**Exercise aim:** The answer must be an exact reproduction of all the entries.
------
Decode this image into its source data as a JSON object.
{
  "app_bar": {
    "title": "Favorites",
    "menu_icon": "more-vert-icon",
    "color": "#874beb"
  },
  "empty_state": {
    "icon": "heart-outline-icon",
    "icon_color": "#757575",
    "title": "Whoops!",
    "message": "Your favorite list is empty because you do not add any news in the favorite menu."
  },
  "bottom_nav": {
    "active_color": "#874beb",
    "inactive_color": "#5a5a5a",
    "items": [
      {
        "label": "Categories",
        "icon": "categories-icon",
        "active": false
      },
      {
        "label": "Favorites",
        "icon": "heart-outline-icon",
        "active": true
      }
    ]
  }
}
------
**Solution to the problem:**
Decode this image into its source data as a JSON object.
{
  "app_bar": {
    "title": "Favorites",
    "menu_icon": "more-vert-icon",
    "color": "#874beb"
  },
  "empty_state": {
    "icon": "heart-outline-icon",
    "icon_color": "#757575",
    "title": "Whoops!",
    "message": "Your favorite list is empty because you do not add any news in the favorite menu."
  },
  "bottom_nav": {
    "active_color": "#874beb",
    "inactive_color": "#5a5a5a",
    "items": [
      {
        "label": "Categories",
        "icon": "categories-icon",
        "active": false
      },
      {
        "label": "Favorites",
        "icon": "heart-outline-icon",
        "active": true
      }
    ]
  }
}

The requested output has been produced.